**THE TASK:** Give back the full listing verbatim, apart from its images.

**RECORD SET:**
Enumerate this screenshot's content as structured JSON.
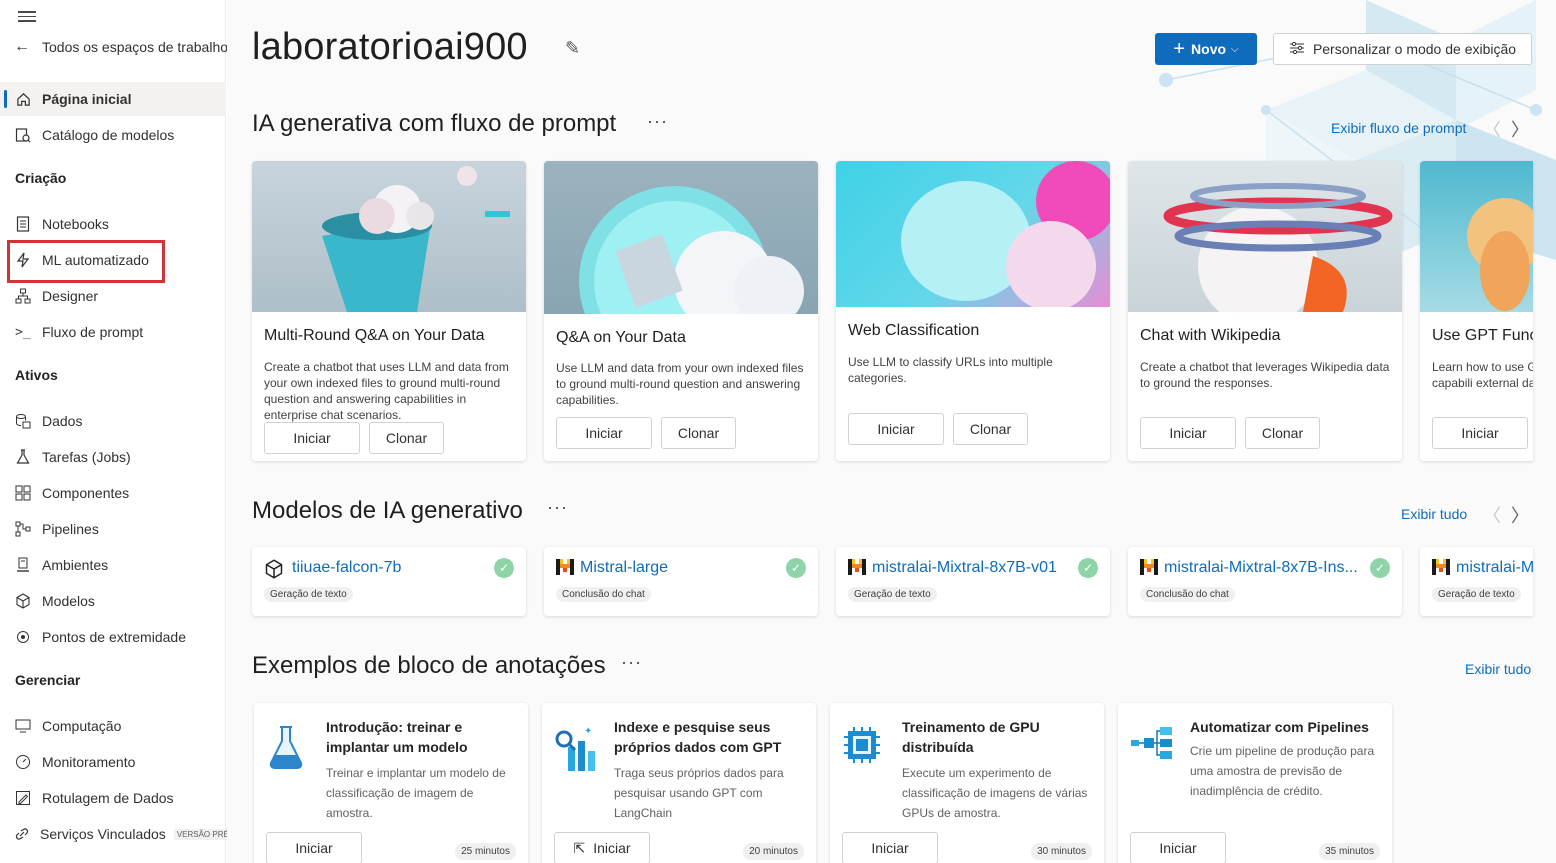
{
  "sidebar": {
    "back_label": "Todos os espaços de trabalho",
    "items_top": [
      {
        "label": "Página inicial",
        "icon": "home-icon",
        "active": true
      },
      {
        "label": "Catálogo de modelos",
        "icon": "catalog-icon"
      }
    ],
    "sections": [
      {
        "title": "Criação",
        "items": [
          {
            "label": "Notebooks",
            "icon": "notebook-icon"
          },
          {
            "label": "ML automatizado",
            "icon": "automl-icon"
          },
          {
            "label": "Designer",
            "icon": "designer-icon"
          },
          {
            "label": "Fluxo de prompt",
            "icon": "prompt-flow-icon"
          }
        ]
      },
      {
        "title": "Ativos",
        "items": [
          {
            "label": "Dados",
            "icon": "data-icon"
          },
          {
            "label": "Tarefas (Jobs)",
            "icon": "jobs-icon"
          },
          {
            "label": "Componentes",
            "icon": "components-icon"
          },
          {
            "label": "Pipelines",
            "icon": "pipelines-icon"
          },
          {
            "label": "Ambientes",
            "icon": "environments-icon"
          },
          {
            "label": "Modelos",
            "icon": "models-icon"
          },
          {
            "label": "Pontos de extremidade",
            "icon": "endpoints-icon"
          }
        ]
      },
      {
        "title": "Gerenciar",
        "items": [
          {
            "label": "Computação",
            "icon": "compute-icon"
          },
          {
            "label": "Monitoramento",
            "icon": "monitoring-icon"
          },
          {
            "label": "Rotulagem de Dados",
            "icon": "labeling-icon"
          },
          {
            "label": "Serviços Vinculados",
            "icon": "linked-services-icon",
            "badge": "VERSÃO PRÉVIA"
          }
        ]
      }
    ]
  },
  "header": {
    "workspace_name": "laboratorioai900",
    "new_button": "Novo",
    "customize_button": "Personalizar o modo de exibição"
  },
  "prompt_flow": {
    "title": "IA generativa com fluxo de prompt",
    "more": "···",
    "see_link": "Exibir fluxo de prompt",
    "cards": [
      {
        "title": "Multi-Round Q&A on Your Data",
        "description": "Create a chatbot that uses LLM and data from your own indexed files to ground multi-round question and answering capabilities in enterprise chat scenarios.",
        "start": "Iniciar",
        "clone": "Clonar"
      },
      {
        "title": "Q&A on Your Data",
        "description": "Use LLM and data from your own indexed files to ground multi-round question and answering capabilities.",
        "start": "Iniciar",
        "clone": "Clonar"
      },
      {
        "title": "Web Classification",
        "description": "Use LLM to classify URLs into multiple categories.",
        "start": "Iniciar",
        "clone": "Clonar"
      },
      {
        "title": "Chat with Wikipedia",
        "description": "Create a chatbot that leverages Wikipedia data to ground the responses.",
        "start": "Iniciar",
        "clone": "Clonar"
      },
      {
        "title": "Use GPT Funct",
        "description": "Learn how to use G extend the capabili external data sourc",
        "start": "Iniciar"
      }
    ]
  },
  "models": {
    "title": "Modelos de IA generativo",
    "more": "···",
    "see_link": "Exibir tudo",
    "cards": [
      {
        "name": "tiiuae-falcon-7b",
        "tag": "Geração de texto",
        "icon": "cube-icon"
      },
      {
        "name": "Mistral-large",
        "tag": "Conclusão do chat",
        "icon": "mistral-logo-icon"
      },
      {
        "name": "mistralai-Mixtral-8x7B-v01",
        "tag": "Geração de texto",
        "icon": "mistral-logo-icon"
      },
      {
        "name": "mistralai-Mixtral-8x7B-Ins...",
        "tag": "Conclusão do chat",
        "icon": "mistral-logo-icon"
      },
      {
        "name": "mistralai-M",
        "tag": "Geração de texto",
        "icon": "mistral-logo-icon"
      }
    ]
  },
  "notebooks": {
    "title": "Exemplos de bloco de anotações",
    "more": "···",
    "see_link": "Exibir tudo",
    "cards": [
      {
        "title": "Introdução: treinar e implantar um modelo",
        "description": "Treinar e implantar um modelo de classificação de imagem de amostra.",
        "start": "Iniciar",
        "time": "25 minutos",
        "icon": "flask-icon"
      },
      {
        "title": "Indexe e pesquise seus próprios dados com GPT",
        "description": "Traga seus próprios dados para pesquisar usando GPT com LangChain",
        "start": "Iniciar",
        "time": "20 minutos",
        "icon": "search-chart-icon"
      },
      {
        "title": "Treinamento de GPU distribuída",
        "description": "Execute um experimento de classificação de imagens de várias GPUs de amostra.",
        "start": "Iniciar",
        "time": "30 minutos",
        "icon": "gpu-chip-icon"
      },
      {
        "title": "Automatizar com Pipelines",
        "description": "Crie um pipeline de produção para uma amostra de previsão de inadimplência de crédito.",
        "start": "Iniciar",
        "time": "35 minutos",
        "icon": "pipeline-icon"
      }
    ]
  }
}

**EXERCISE SOLUTION:**
Enumerate this screenshot's content as structured JSON.
{
  "sidebar": {
    "back_label": "Todos os espaços de trabalho",
    "items_top": [
      {
        "label": "Página inicial",
        "icon": "home-icon",
        "active": true
      },
      {
        "label": "Catálogo de modelos",
        "icon": "catalog-icon"
      }
    ],
    "sections": [
      {
        "title": "Criação",
        "items": [
          {
            "label": "Notebooks",
            "icon": "notebook-icon"
          },
          {
            "label": "ML automatizado",
            "icon": "automl-icon"
          },
          {
            "label": "Designer",
            "icon": "designer-icon"
          },
          {
            "label": "Fluxo de prompt",
            "icon": "prompt-flow-icon"
          }
        ]
      },
      {
        "title": "Ativos",
        "items": [
          {
            "label": "Dados",
            "icon": "data-icon"
          },
          {
            "label": "Tarefas (Jobs)",
            "icon": "jobs-icon"
          },
          {
            "label": "Componentes",
            "icon": "components-icon"
          },
          {
            "label": "Pipelines",
            "icon": "pipelines-icon"
          },
          {
            "label": "Ambientes",
            "icon": "environments-icon"
          },
          {
            "label": "Modelos",
            "icon": "models-icon"
          },
          {
            "label": "Pontos de extremidade",
            "icon": "endpoints-icon"
          }
        ]
      },
      {
        "title": "Gerenciar",
        "items": [
          {
            "label": "Computação",
            "icon": "compute-icon"
          },
          {
            "label": "Monitoramento",
            "icon": "monitoring-icon"
          },
          {
            "label": "Rotulagem de Dados",
            "icon": "labeling-icon"
          },
          {
            "label": "Serviços Vinculados",
            "icon": "linked-services-icon",
            "badge": "VERSÃO PRÉVIA"
          }
        ]
      }
    ]
  },
  "header": {
    "workspace_name": "laboratorioai900",
    "new_button": "Novo",
    "customize_button": "Personalizar o modo de exibição"
  },
  "prompt_flow": {
    "title": "IA generativa com fluxo de prompt",
    "more": "···",
    "see_link": "Exibir fluxo de prompt",
    "cards": [
      {
        "title": "Multi-Round Q&A on Your Data",
        "description": "Create a chatbot that uses LLM and data from your own indexed files to ground multi-round question and answering capabilities in enterprise chat scenarios.",
        "start": "Iniciar",
        "clone": "Clonar"
      },
      {
        "title": "Q&A on Your Data",
        "description": "Use LLM and data from your own indexed files to ground multi-round question and answering capabilities.",
        "start": "Iniciar",
        "clone": "Clonar"
      },
      {
        "title": "Web Classification",
        "description": "Use LLM to classify URLs into multiple categories.",
        "start": "Iniciar",
        "clone": "Clonar"
      },
      {
        "title": "Chat with Wikipedia",
        "description": "Create a chatbot that leverages Wikipedia data to ground the responses.",
        "start": "Iniciar",
        "clone": "Clonar"
      },
      {
        "title": "Use GPT Funct",
        "description": "Learn how to use G extend the capabili external data sourc",
        "start": "Iniciar"
      }
    ]
  },
  "models": {
    "title": "Modelos de IA generativo",
    "more": "···",
    "see_link": "Exibir tudo",
    "cards": [
      {
        "name": "tiiuae-falcon-7b",
        "tag": "Geração de texto",
        "icon": "cube-icon"
      },
      {
        "name": "Mistral-large",
        "tag": "Conclusão do chat",
        "icon": "mistral-logo-icon"
      },
      {
        "name": "mistralai-Mixtral-8x7B-v01",
        "tag": "Geração de texto",
        "icon": "mistral-logo-icon"
      },
      {
        "name": "mistralai-Mixtral-8x7B-Ins...",
        "tag": "Conclusão do chat",
        "icon": "mistral-logo-icon"
      },
      {
        "name": "mistralai-M",
        "tag": "Geração de texto",
        "icon": "mistral-logo-icon"
      }
    ]
  },
  "notebooks": {
    "title": "Exemplos de bloco de anotações",
    "more": "···",
    "see_link": "Exibir tudo",
    "cards": [
      {
        "title": "Introdução: treinar e implantar um modelo",
        "description": "Treinar e implantar um modelo de classificação de imagem de amostra.",
        "start": "Iniciar",
        "time": "25 minutos",
        "icon": "flask-icon"
      },
      {
        "title": "Indexe e pesquise seus próprios dados com GPT",
        "description": "Traga seus próprios dados para pesquisar usando GPT com LangChain",
        "start": "Iniciar",
        "time": "20 minutos",
        "icon": "search-chart-icon"
      },
      {
        "title": "Treinamento de GPU distribuída",
        "description": "Execute um experimento de classificação de imagens de várias GPUs de amostra.",
        "start": "Iniciar",
        "time": "30 minutos",
        "icon": "gpu-chip-icon"
      },
      {
        "title": "Automatizar com Pipelines",
        "description": "Crie um pipeline de produção para uma amostra de previsão de inadimplência de crédito.",
        "start": "Iniciar",
        "time": "35 minutos",
        "icon": "pipeline-icon"
      }
    ]
  }
}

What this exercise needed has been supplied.